* [Records provided]:
· · · ·

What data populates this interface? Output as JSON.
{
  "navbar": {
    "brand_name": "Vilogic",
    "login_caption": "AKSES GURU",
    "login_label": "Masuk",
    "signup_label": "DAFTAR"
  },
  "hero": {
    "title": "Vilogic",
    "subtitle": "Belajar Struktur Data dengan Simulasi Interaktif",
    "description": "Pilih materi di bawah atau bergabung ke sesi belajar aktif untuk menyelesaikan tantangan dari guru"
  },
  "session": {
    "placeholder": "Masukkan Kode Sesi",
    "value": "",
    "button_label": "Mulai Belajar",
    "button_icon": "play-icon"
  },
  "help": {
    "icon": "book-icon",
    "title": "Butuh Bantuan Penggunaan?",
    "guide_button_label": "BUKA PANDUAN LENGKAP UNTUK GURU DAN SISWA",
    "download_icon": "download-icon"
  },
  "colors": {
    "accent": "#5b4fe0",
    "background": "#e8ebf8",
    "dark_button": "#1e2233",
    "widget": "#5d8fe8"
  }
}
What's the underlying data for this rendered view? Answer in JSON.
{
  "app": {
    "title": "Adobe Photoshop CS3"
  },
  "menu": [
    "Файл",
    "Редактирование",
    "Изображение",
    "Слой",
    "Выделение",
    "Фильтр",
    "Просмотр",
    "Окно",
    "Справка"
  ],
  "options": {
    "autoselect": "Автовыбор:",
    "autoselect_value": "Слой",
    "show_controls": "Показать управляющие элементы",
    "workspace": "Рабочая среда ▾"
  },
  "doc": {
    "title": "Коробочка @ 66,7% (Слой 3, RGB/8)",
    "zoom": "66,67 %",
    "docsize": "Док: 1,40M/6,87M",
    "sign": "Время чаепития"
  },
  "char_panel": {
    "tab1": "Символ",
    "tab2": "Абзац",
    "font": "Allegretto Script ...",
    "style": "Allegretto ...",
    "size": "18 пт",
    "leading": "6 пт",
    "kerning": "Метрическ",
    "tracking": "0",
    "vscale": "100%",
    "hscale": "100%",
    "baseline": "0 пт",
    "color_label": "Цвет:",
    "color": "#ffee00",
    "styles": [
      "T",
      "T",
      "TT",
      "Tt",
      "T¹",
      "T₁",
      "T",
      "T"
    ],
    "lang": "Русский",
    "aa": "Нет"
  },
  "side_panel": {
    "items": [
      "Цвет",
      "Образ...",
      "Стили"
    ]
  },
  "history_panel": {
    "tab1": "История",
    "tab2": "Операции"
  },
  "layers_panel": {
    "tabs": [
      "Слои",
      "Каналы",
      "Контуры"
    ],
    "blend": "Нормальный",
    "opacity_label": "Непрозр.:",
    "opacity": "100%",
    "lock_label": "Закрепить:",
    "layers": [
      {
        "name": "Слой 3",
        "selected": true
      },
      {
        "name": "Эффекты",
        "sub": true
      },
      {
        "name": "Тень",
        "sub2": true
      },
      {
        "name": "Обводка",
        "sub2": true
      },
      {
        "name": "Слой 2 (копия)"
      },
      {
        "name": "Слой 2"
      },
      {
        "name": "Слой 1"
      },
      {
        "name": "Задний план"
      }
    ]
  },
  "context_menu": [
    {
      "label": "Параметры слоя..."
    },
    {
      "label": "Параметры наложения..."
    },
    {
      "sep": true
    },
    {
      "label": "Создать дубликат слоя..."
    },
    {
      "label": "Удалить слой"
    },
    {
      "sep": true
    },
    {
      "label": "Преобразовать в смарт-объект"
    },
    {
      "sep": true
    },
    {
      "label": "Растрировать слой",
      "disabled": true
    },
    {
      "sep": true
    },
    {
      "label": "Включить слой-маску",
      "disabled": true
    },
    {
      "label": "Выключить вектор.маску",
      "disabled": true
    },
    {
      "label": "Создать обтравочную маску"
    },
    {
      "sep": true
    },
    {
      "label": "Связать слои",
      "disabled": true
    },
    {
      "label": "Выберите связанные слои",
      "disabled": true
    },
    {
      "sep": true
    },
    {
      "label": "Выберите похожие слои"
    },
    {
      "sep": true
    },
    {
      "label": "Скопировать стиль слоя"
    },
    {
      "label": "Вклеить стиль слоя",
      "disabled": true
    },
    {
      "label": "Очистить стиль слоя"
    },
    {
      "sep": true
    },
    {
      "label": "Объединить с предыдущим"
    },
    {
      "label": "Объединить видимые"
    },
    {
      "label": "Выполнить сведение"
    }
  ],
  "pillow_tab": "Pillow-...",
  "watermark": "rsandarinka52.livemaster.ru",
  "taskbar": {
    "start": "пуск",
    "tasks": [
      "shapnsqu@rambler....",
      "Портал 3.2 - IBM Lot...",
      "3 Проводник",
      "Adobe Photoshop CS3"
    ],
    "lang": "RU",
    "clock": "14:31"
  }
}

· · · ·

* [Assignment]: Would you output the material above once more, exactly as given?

* [Response for this exercise]:
What data populates this interface? Output as JSON.
{
  "navbar": {
    "brand_name": "Vilogic",
    "login_caption": "AKSES GURU",
    "login_label": "Masuk",
    "signup_label": "DAFTAR"
  },
  "hero": {
    "title": "Vilogic",
    "subtitle": "Belajar Struktur Data dengan Simulasi Interaktif",
    "description": "Pilih materi di bawah atau bergabung ke sesi belajar aktif untuk menyelesaikan tantangan dari guru"
  },
  "session": {
    "placeholder": "Masukkan Kode Sesi",
    "value": "",
    "button_label": "Mulai Belajar",
    "button_icon": "play-icon"
  },
  "help": {
    "icon": "book-icon",
    "title": "Butuh Bantuan Penggunaan?",
    "guide_button_label": "BUKA PANDUAN LENGKAP UNTUK GURU DAN SISWA",
    "download_icon": "download-icon"
  },
  "colors": {
    "accent": "#5b4fe0",
    "background": "#e8ebf8",
    "dark_button": "#1e2233",
    "widget": "#5d8fe8"
  }
}
What's the underlying data for this rendered view? Answer in JSON.
{
  "app": {
    "title": "Adobe Photoshop CS3"
  },
  "menu": [
    "Файл",
    "Редактирование",
    "Изображение",
    "Слой",
    "Выделение",
    "Фильтр",
    "Просмотр",
    "Окно",
    "Справка"
  ],
  "options": {
    "autoselect": "Автовыбор:",
    "autoselect_value": "Слой",
    "show_controls": "Показать управляющие элементы",
    "workspace": "Рабочая среда ▾"
  },
  "doc": {
    "title": "Коробочка @ 66,7% (Слой 3, RGB/8)",
    "zoom": "66,67 %",
    "docsize": "Док: 1,40M/6,87M",
    "sign": "Время чаепития"
  },
  "char_panel": {
    "tab1": "Символ",
    "tab2": "Абзац",
    "font": "Allegretto Script ...",
    "style": "Allegretto ...",
    "size": "18 пт",
    "leading": "6 пт",
    "kerning": "Метрическ",
    "tracking": "0",
    "vscale": "100%",
    "hscale": "100%",
    "baseline": "0 пт",
    "color_label": "Цвет:",
    "color": "#ffee00",
    "styles": [
      "T",
      "T",
      "TT",
      "Tt",
      "T¹",
      "T₁",
      "T",
      "T"
    ],
    "lang": "Русский",
    "aa": "Нет"
  },
  "side_panel": {
    "items": [
      "Цвет",
      "Образ...",
      "Стили"
    ]
  },
  "history_panel": {
    "tab1": "История",
    "tab2": "Операции"
  },
  "layers_panel": {
    "tabs": [
      "Слои",
      "Каналы",
      "Контуры"
    ],
    "blend": "Нормальный",
    "opacity_label": "Непрозр.:",
    "opacity": "100%",
    "lock_label": "Закрепить:",
    "layers": [
      {
        "name": "Слой 3",
        "selected": true
      },
      {
        "name": "Эффекты",
        "sub": true
      },
      {
        "name": "Тень",
        "sub2": true
      },
      {
        "name": "Обводка",
        "sub2": true
      },
      {
        "name": "Слой 2 (копия)"
      },
      {
        "name": "Слой 2"
      },
      {
        "name": "Слой 1"
      },
      {
        "name": "Задний план"
      }
    ]
  },
  "context_menu": [
    {
      "label": "Параметры слоя..."
    },
    {
      "label": "Параметры наложения..."
    },
    {
      "sep": true
    },
    {
      "label": "Создать дубликат слоя..."
    },
    {
      "label": "Удалить слой"
    },
    {
      "sep": true
    },
    {
      "label": "Преобразовать в смарт-объект"
    },
    {
      "sep": true
    },
    {
      "label": "Растрировать слой",
      "disabled": true
    },
    {
      "sep": true
    },
    {
      "label": "Включить слой-маску",
      "disabled": true
    },
    {
      "label": "Выключить вектор.маску",
      "disabled": true
    },
    {
      "label": "Создать обтравочную маску"
    },
    {
      "sep": true
    },
    {
      "label": "Связать слои",
      "disabled": true
    },
    {
      "label": "Выберите связанные слои",
      "disabled": true
    },
    {
      "sep": true
    },
    {
      "label": "Выберите похожие слои"
    },
    {
      "sep": true
    },
    {
      "label": "Скопировать стиль слоя"
    },
    {
      "label": "Вклеить стиль слоя",
      "disabled": true
    },
    {
      "label": "Очистить стиль слоя"
    },
    {
      "sep": true
    },
    {
      "label": "Объединить с предыдущим"
    },
    {
      "label": "Объединить видимые"
    },
    {
      "label": "Выполнить сведение"
    }
  ],
  "pillow_tab": "Pillow-...",
  "watermark": "rsandarinka52.livemaster.ru",
  "taskbar": {
    "start": "пуск",
    "tasks": [
      "shapnsqu@rambler....",
      "Портал 3.2 - IBM Lot...",
      "3 Проводник",
      "Adobe Photoshop CS3"
    ],
    "lang": "RU",
    "clock": "14:31"
  }
}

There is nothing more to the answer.